Although most people inherit this condition, symptoms often do not arise until the bones have matured around ages 9 to 16. Patients may not experience any symptoms during childhood, but develop pain and symptoms later in life.

Tarsal coalition may present with one or more of the following symptoms:

  • Mild to severe pain when walking or standing.
  • Tired or fatigued legs.Tarsal Coalition
  • Muscle spasms in the leg that cause the foot to turn outward when walking.
  • Flatfoot in one or both feet.
  • Limping when walking.
  • Stiffness of the foot and ankle.

A child’s bones often need to mature before a tarsal coalition can be diagnosed. In fact, this condition sometimes is not identified until adulthood. To diagnose a tarsal coalition, Dr. Radovic will ask how long the symptoms have been developing, and will thoroughly examine the foot and ankle. X-rays and advanced imaging studies may be ordered to fully evaluate the condition. The findings of this examination may vary depending on the severity and location of tarsal coalition.

Non-surgical treatment of tarsal coalition aims at resolving the symptoms and reducing motion of the affected joint. Dr. Radovic may recommend one or more conservative options based on the severity of the condition and response to treatment, including:

  • Physical therapy involving massage, ultrasound therapy, and exercises that increase range of motion.
  • A corticosteroid injection into the affected joint to help reduce pain and inflammation. A series of injections are sometimes necessary.
  • Custom orthotic devices to distribute weight away from the joint, limit joint movement and relieve pain.
  • Injection of an anesthetic agent into the leg to relax spasms. This treatment is commonly performed before immobilization.
  • Wearing a cast or a cast boot to immobilize the foot and rest the affected area. Crutches may also be used to relieve weight from the foot.
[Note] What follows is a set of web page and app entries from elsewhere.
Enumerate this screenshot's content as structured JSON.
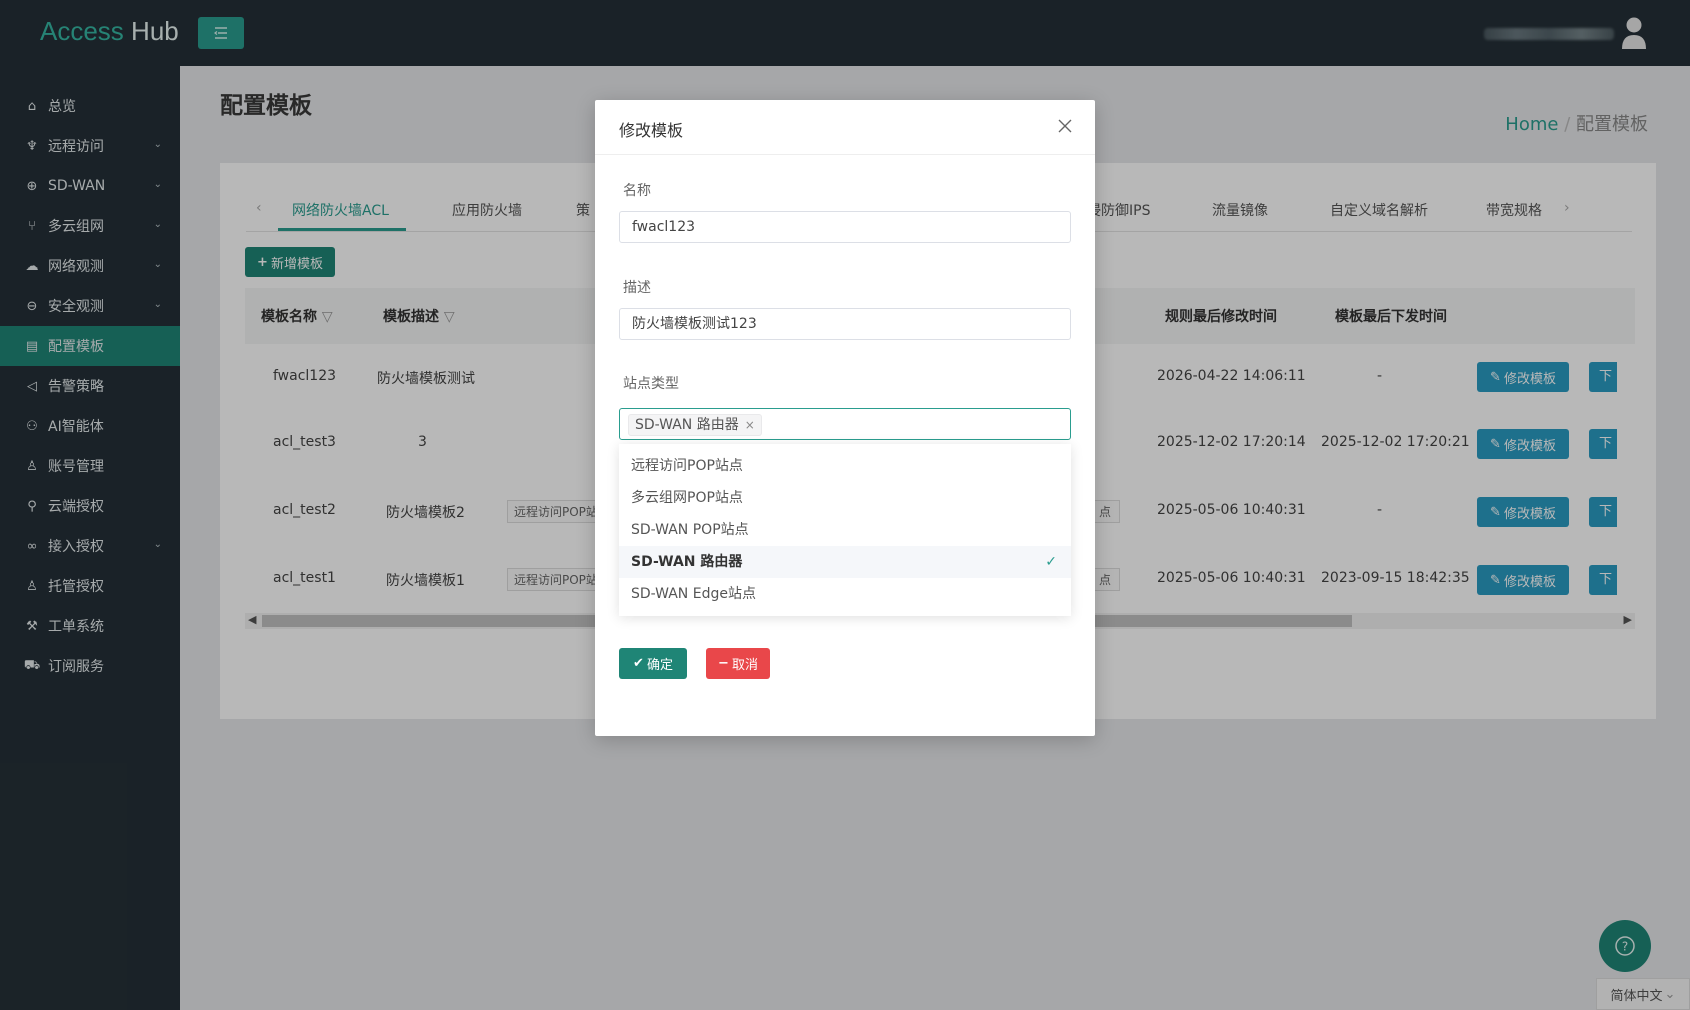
{
  "app": {
    "brand_access": "Access",
    "brand_hub": "Hub"
  },
  "sidebar": {
    "items": [
      {
        "label": "总览",
        "icon": "home-icon",
        "chevron": false
      },
      {
        "label": "远程访问",
        "icon": "rocket-icon",
        "chevron": true
      },
      {
        "label": "SD-WAN",
        "icon": "globe-icon",
        "chevron": true
      },
      {
        "label": "多云组网",
        "icon": "branch-icon",
        "chevron": true
      },
      {
        "label": "网络观测",
        "icon": "cloud-icon",
        "chevron": true
      },
      {
        "label": "安全观测",
        "icon": "minus-circle-icon",
        "chevron": true
      },
      {
        "label": "配置模板",
        "icon": "file-icon",
        "chevron": false,
        "active": true
      },
      {
        "label": "告警策略",
        "icon": "megaphone-icon",
        "chevron": false
      },
      {
        "label": "AI智能体",
        "icon": "agent-icon",
        "chevron": false
      },
      {
        "label": "账号管理",
        "icon": "users-icon",
        "chevron": false
      },
      {
        "label": "云端授权",
        "icon": "key-icon",
        "chevron": false
      },
      {
        "label": "接入授权",
        "icon": "link-icon",
        "chevron": true
      },
      {
        "label": "托管授权",
        "icon": "user-icon",
        "chevron": false
      },
      {
        "label": "工单系统",
        "icon": "wrench-icon",
        "chevron": false
      },
      {
        "label": "订阅服务",
        "icon": "cart-icon",
        "chevron": false
      }
    ]
  },
  "page": {
    "title": "配置模板",
    "breadcrumb_home": "Home",
    "breadcrumb_sep": "/",
    "breadcrumb_current": "配置模板"
  },
  "tabs": [
    "网络防火墙ACL",
    "应用防火墙",
    "策",
    "入侵防御IPS",
    "流量镜像",
    "自定义域名解析",
    "带宽规格"
  ],
  "toolbar": {
    "add_label": "新增模板"
  },
  "table": {
    "headers": [
      "模板名称",
      "模板描述",
      "规则最后修改时间",
      "模板最后下发时间"
    ],
    "rows": [
      {
        "name": "fwacl123",
        "desc": "防火墙模板测试",
        "tag": "",
        "tag_right": "",
        "modified": "2026-04-22 14:06:11",
        "deployed": "-"
      },
      {
        "name": "acl_test3",
        "desc": "3",
        "tag": "",
        "tag_right": "",
        "modified": "2025-12-02 17:20:14",
        "deployed": "2025-12-02 17:20:21"
      },
      {
        "name": "acl_test2",
        "desc": "防火墙模板2",
        "tag": "远程访问POP站",
        "tag_right": "点",
        "modified": "2025-05-06 10:40:31",
        "deployed": "-"
      },
      {
        "name": "acl_test1",
        "desc": "防火墙模板1",
        "tag": "远程访问POP站",
        "tag_right": "点",
        "modified": "2025-05-06 10:40:31",
        "deployed": "2023-09-15 18:42:35"
      }
    ],
    "edit_label": "修改模板",
    "down_label": "下发"
  },
  "modal": {
    "title": "修改模板",
    "name_label": "名称",
    "name_value": "fwacl123",
    "desc_label": "描述",
    "desc_value": "防火墙模板测试123",
    "site_type_label": "站点类型",
    "selected_chip": "SD-WAN 路由器",
    "options": [
      "远程访问POP站点",
      "多云组网POP站点",
      "SD-WAN POP站点",
      "SD-WAN 路由器",
      "SD-WAN Edge站点"
    ],
    "selected_option_index": 3,
    "ok_label": "确定",
    "cancel_label": "取消"
  },
  "footer": {
    "language": "简体中文"
  }
}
Surgery may be an option for patients who do not feel sufficient relief from non-surgical treatments. Dr. Radovic will determine the most suitable procedure or procedures after considering the patient’s age, condition, activity level and arthritic changes.